Read on

Facades Week: SLC! and FTI's World Congress '24

Have you booked your travel plans for Facades Week: SLC! and FTI's World Congress '24?


We are lining up a full week of events starting Monday October 7, and anchored by the WC October 8-10. Enjoy tours, receptions, lectures, symposia, paper presentations, and more. Enjoy Facades Week events and the beauty of Salt Lake City during the week, then head out for one (or more) of Utah's spectacular parks. Check here for more information, or send questions to events@facadetectonics.org.

Organizational Members of the Facade Tectonics Institute


Kuraray, Permasteelisa Group, seele, TriPyramid Structures


Finishing Contractors Association, HOK, Lerch Bates, Technoform North America, Valmont Structures, Vitro Architectural Glass, WRNS Studio, W&W Glass

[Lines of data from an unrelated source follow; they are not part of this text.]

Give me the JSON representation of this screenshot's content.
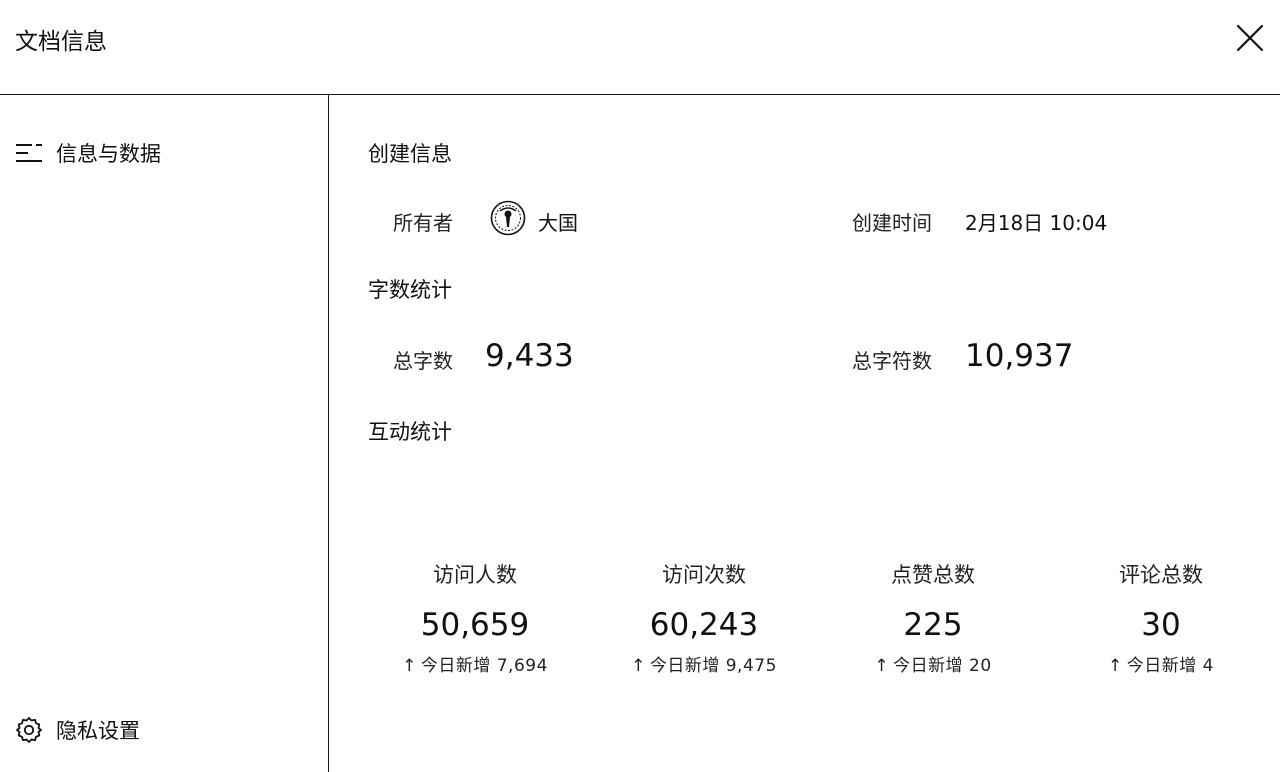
{
  "header": {
    "title": "文档信息",
    "close_icon": "close-icon"
  },
  "sidebar": {
    "items": [
      {
        "label": "信息与数据",
        "icon": "list-icon"
      },
      {
        "label": "隐私设置",
        "icon": "gear-icon"
      }
    ]
  },
  "main": {
    "create_section": {
      "title": "创建信息",
      "owner_label": "所有者",
      "owner_name": "大国",
      "created_label": "创建时间",
      "created_value": "2月18日 10:04"
    },
    "words_section": {
      "title": "字数统计",
      "total_words_label": "总字数",
      "total_words_value": "9,433",
      "total_chars_label": "总字符数",
      "total_chars_value": "10,937"
    },
    "interact_section": {
      "title": "互动统计",
      "stats": [
        {
          "label": "访问人数",
          "value": "50,659",
          "delta": "今日新增 7,694"
        },
        {
          "label": "访问次数",
          "value": "60,243",
          "delta": "今日新增 9,475"
        },
        {
          "label": "点赞总数",
          "value": "225",
          "delta": "今日新增 20"
        },
        {
          "label": "评论总数",
          "value": "30",
          "delta": "今日新增 4"
        }
      ]
    }
  }
}
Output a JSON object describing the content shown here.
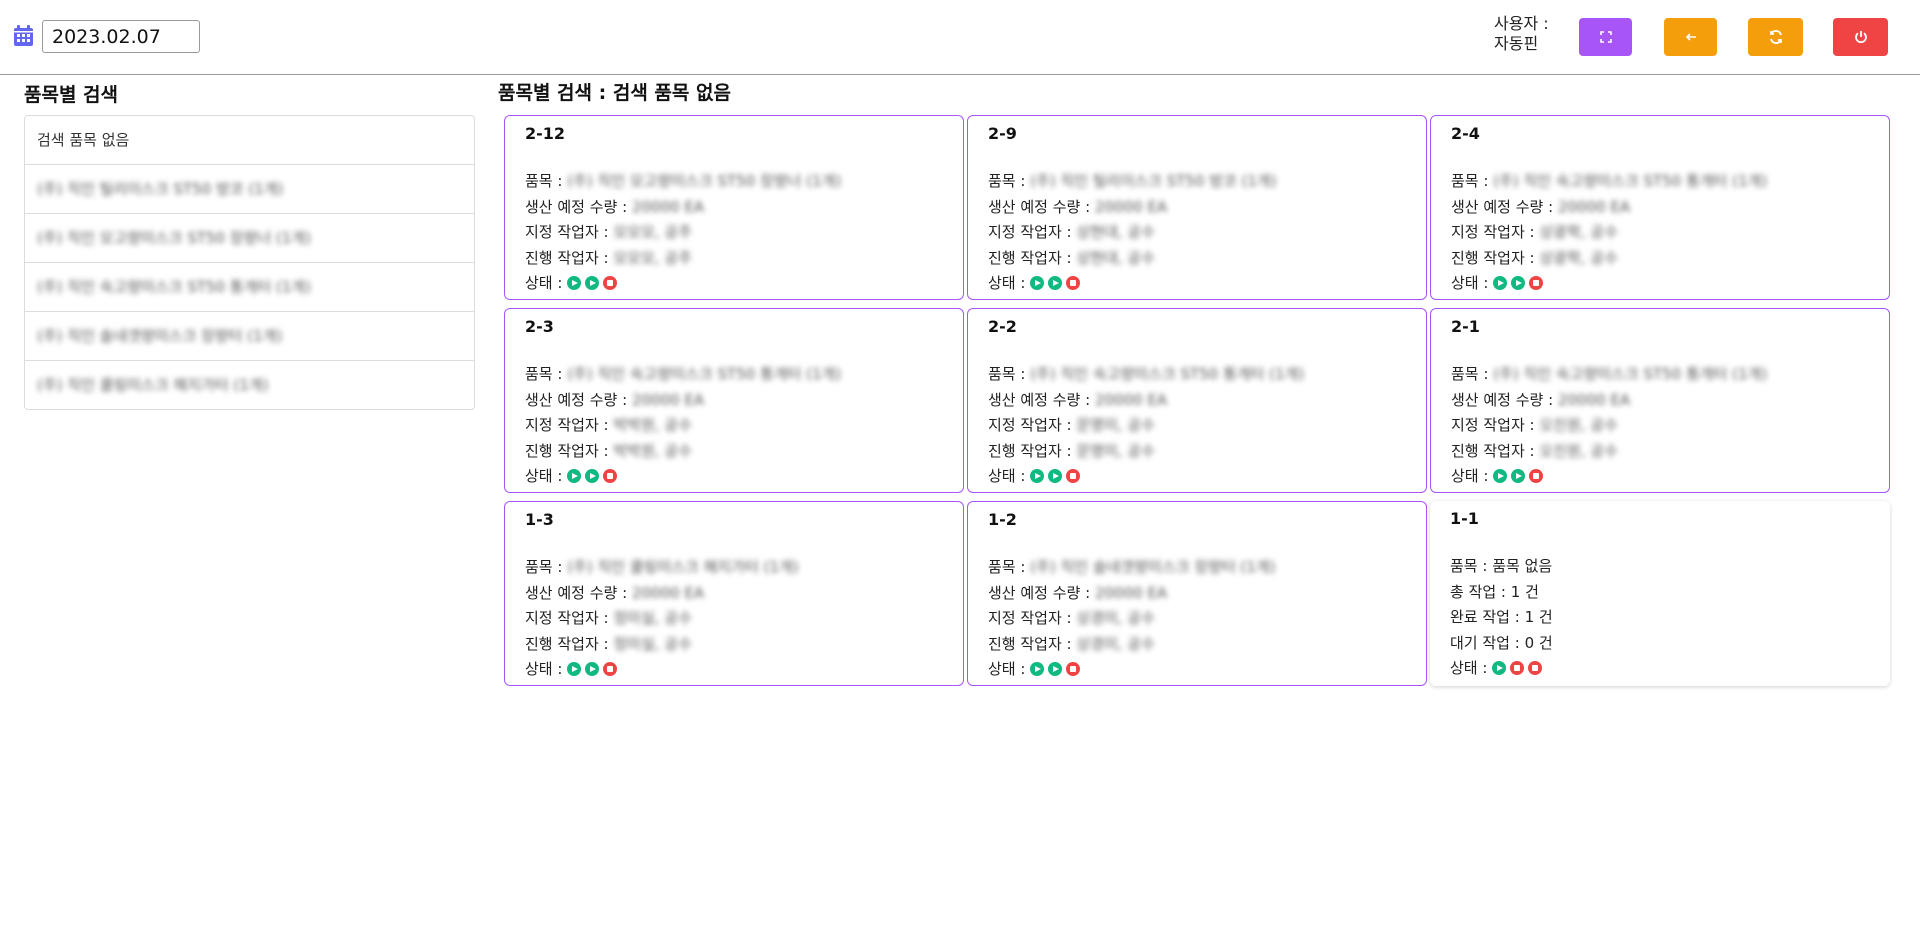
{
  "header": {
    "date_value": "2023.02.07",
    "user_label": "사용자 :",
    "user_name": "자동핀"
  },
  "sidebar": {
    "title": "품목별 검색",
    "items": [
      {
        "label": "검색 품목 없음",
        "blurred": false
      },
      {
        "label": "(주) 직인 틸리이스크 ST50 방코 (1개)",
        "blurred": true
      },
      {
        "label": "(주) 직인 모고량미스크 ST50 장량너 (1개)",
        "blurred": true
      },
      {
        "label": "(주) 직인 숙고량미스크 ST50 통개터 (1개)",
        "blurred": true
      },
      {
        "label": "(주) 직인 솔네갯량미스크 장량터 (1개)",
        "blurred": true
      },
      {
        "label": "(주) 직인 쿨링미스크 해지가터 (1개)",
        "blurred": true
      }
    ]
  },
  "main": {
    "title": "품목별 검색 : 검색 품목 없음",
    "labels": {
      "item": "품목 : ",
      "qty": "생산 예정 수량 : ",
      "assigned": "지정 작업자 : ",
      "progress": "진행 작업자 : ",
      "status": "상태 : ",
      "total": "총 작업 : ",
      "done": "완료 작업 : ",
      "waiting": "대기 작업 : "
    },
    "cards": [
      {
        "title": "2-12",
        "item": "(주) 직인 모고량미스크 ST50 장량너 (1개)",
        "qty": "20000 EA",
        "assigned": "모모모, 공주",
        "progress": "모모모, 공주",
        "status": [
          "play",
          "play",
          "stop"
        ]
      },
      {
        "title": "2-9",
        "item": "(주) 직인 틸리이스크 ST50 방코 (1개)",
        "qty": "20000 EA",
        "assigned": "상현대, 공수",
        "progress": "상현대, 공수",
        "status": [
          "play",
          "play",
          "stop"
        ]
      },
      {
        "title": "2-4",
        "item": "(주) 직인 숙고량미스크 ST50 통개터 (1개)",
        "qty": "20000 EA",
        "assigned": "상광학, 공수",
        "progress": "상광학, 공수",
        "status": [
          "play",
          "play",
          "stop"
        ]
      },
      {
        "title": "2-3",
        "item": "(주) 직인 숙고량미스크 ST50 통개터 (1개)",
        "qty": "20000 EA",
        "assigned": "박박원, 공수",
        "progress": "박박원, 공수",
        "status": [
          "play",
          "play",
          "stop"
        ]
      },
      {
        "title": "2-2",
        "item": "(주) 직인 숙고량미스크 ST50 통개터 (1개)",
        "qty": "20000 EA",
        "assigned": "문명미, 공수",
        "progress": "문명미, 공수",
        "status": [
          "play",
          "play",
          "stop"
        ]
      },
      {
        "title": "2-1",
        "item": "(주) 직인 숙고량미스크 ST50 통개터 (1개)",
        "qty": "20000 EA",
        "assigned": "오진원, 공수",
        "progress": "오진원, 공수",
        "status": [
          "play",
          "play",
          "stop"
        ]
      },
      {
        "title": "1-3",
        "item": "(주) 직인 쿨링미스크 해지가터 (1개)",
        "qty": "20000 EA",
        "assigned": "정미실, 공수",
        "progress": "정미실, 공수",
        "status": [
          "play",
          "play",
          "stop"
        ]
      },
      {
        "title": "1-2",
        "item": "(주) 직인 솔네갯량미스크 장량터 (1개)",
        "qty": "20000 EA",
        "assigned": "상경미, 공수",
        "progress": "상경미, 공수",
        "status": [
          "play",
          "play",
          "stop"
        ]
      }
    ],
    "summary_card": {
      "title": "1-1",
      "item": "품목 없음",
      "total": "1 건",
      "done": "1 건",
      "waiting": "0 건",
      "status": [
        "play",
        "stop",
        "stop"
      ]
    }
  },
  "colors": {
    "purple": "#a855f7",
    "orange": "#f59e0b",
    "red": "#ef4444",
    "green": "#10b981",
    "calendar": "#6366f1"
  },
  "icons": [
    "calendar-icon",
    "fullscreen-icon",
    "arrow-left-icon",
    "refresh-icon",
    "power-icon",
    "play-icon",
    "stop-icon"
  ]
}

Antamex Industries, FreMarq Innovations Inc, Heintges, MdeAS Architects, Morrison Hershfield now Stantec, Oldcastle BuildingEnvelope, Roschmann Steel & Glass Constructions, Schüco USA, Simpson Gumpertz & Heger, SOCOTEC, Inc., The Architect's Newspaper, The Façade Studio

Academics / Nonprofits

Aarhus University, Denmark, IIBEC, Lawrence Berkeley National Lab, National Fenestration Rating Council, Rainscreen Association in North America, Universidad de Concepción, University of Utah, Western Wall & Ceiling Contractors Association